Volcano Watch — Current eruption continuing at low levels

Release Date:

We will cover activity during the last two weeks, since we missed our deadline last week. The episode 51 vents on the west flank of Pu`u `O`o, which began erupting on Wednesday, June 10, shut down on June 16. The vents were then inactive until Sunday, June 21, and have continued to be active through June 26.
 

Current eruption continuing at low levels...

Current eruption continuing at low levels

(Public domain.)

We will cover activity during the last two weeks, since we missed our deadline last week. The episode 51 vents on the west flank of Pu`u `O`o, which began erupting on Wednesday, June 10, shut down on June 16. The vents were then inactive until Sunday, June 21, and have continued to be active through June 26.

The eruptive period from June 10 to June 16 was characterized by rather low volume activity. For example, the perched lava pond surmounting the episode 51 lava shield took several days to fill, and nearly all the lava flowed through the pond and down a tube toward the south. A small spatter cone, called a hornito, formed above a weak point in another tube leading out of the pond, but was located on the north flank of the episode 51 shield. This hornito was the source of a small `a`a flow by June 13. On June 16, the eruption shut down, the pond drained, and the flows stopped advancing within a few hours.

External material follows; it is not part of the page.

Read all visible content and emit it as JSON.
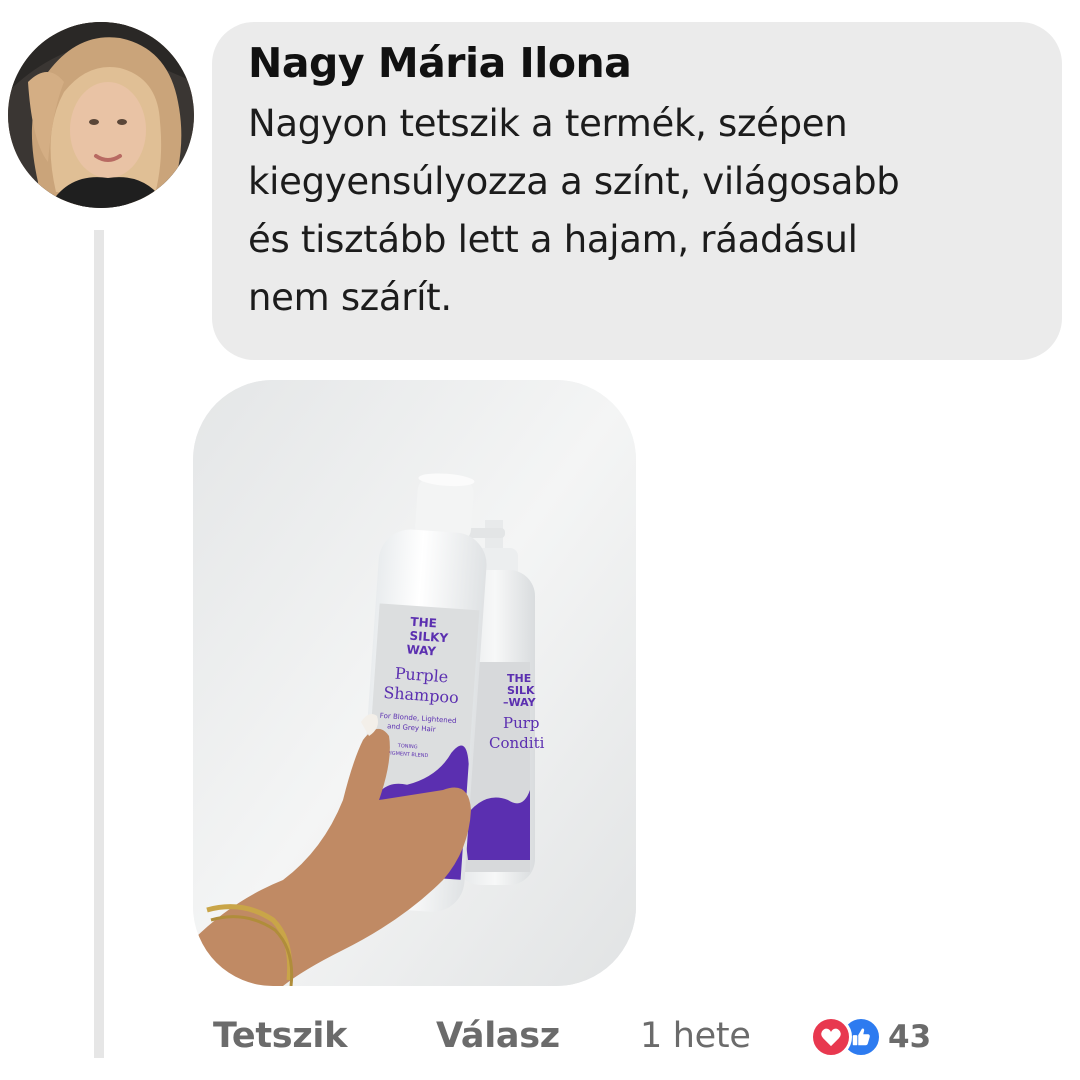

The eruption restarted on the morning of June 21 and was much more vigorous than during the previous eruptive period. Within a few hours, the pond was overflowing, and large flows were advancing towards the north, west, and south of the vent area. As of Friday morning, the eruption is still continuing. The summit has deflated slowly but continuously throughout this eruptive period as more lava is erupting than is being resupplied to the summit from below. The rate of summit deflation had slowed by Friday morning, which may indicate that this eruptive period is nearly over.

The lava lake inside Pu`u `O`o was nearly level with the crater flow, at a depth of about 150 feet below the lowest rim of the cone, when lava began erupting from the episode 51 vent on June 10. By the following day, the lava lake level had dropped by about 30 feet. After the eruption stopped on June 16, the pond surface slowly rose to within about 6 feet of the crater floor by June 19. On June 20, commercial helicopter pilots reported to us that the lake was actively overturning and had covered much of the floor of the crater. A small spatter cone on the floor of the crater adjacent to the lava lake was actively spattering lava as high as 30 feet above the crater floor. Within a few hours of the start of the episode 51 vents, the lake surface had lowered to about 165 feet below the rim of Pu`u `O`o.

There were several interesting earthquakes during this two-week period. On June 13 at 8:31 a.m., a magnitude 3.5 earthquake occurred about 19 miles below Mauna Kea Volcano. This type of earthquake is caused by bending of the crust below the island in response to the weight of the volcanoes. Between 6:37 p.m. on June 17 and 7:48 a.m. on June 18, a swarm of earthquakes occurred beneath Lo`ihi Seamount. Fourteen had magnitude between 1.0 and 2.0, but none was larger. They ranged from about six to 16 miles deep. This was the first significant earthquake activity beneath Lo`ihi since a much larger, and more intense, swarm occurred last December 19 to 23. The December swarm included more than 400 events, compared to only 61 counted events in this swarm. The recurring earthquake activity beneath Lo`ihi Seamount is a reminder that it is an active Hawaiian volcano, albeit less familiar than the others because it is completely submerged. It is uncertain whether these earthquake swarms indicate eruptions on Lo`ihi, or merely occur in response to magmamovement within and beneath the volcano.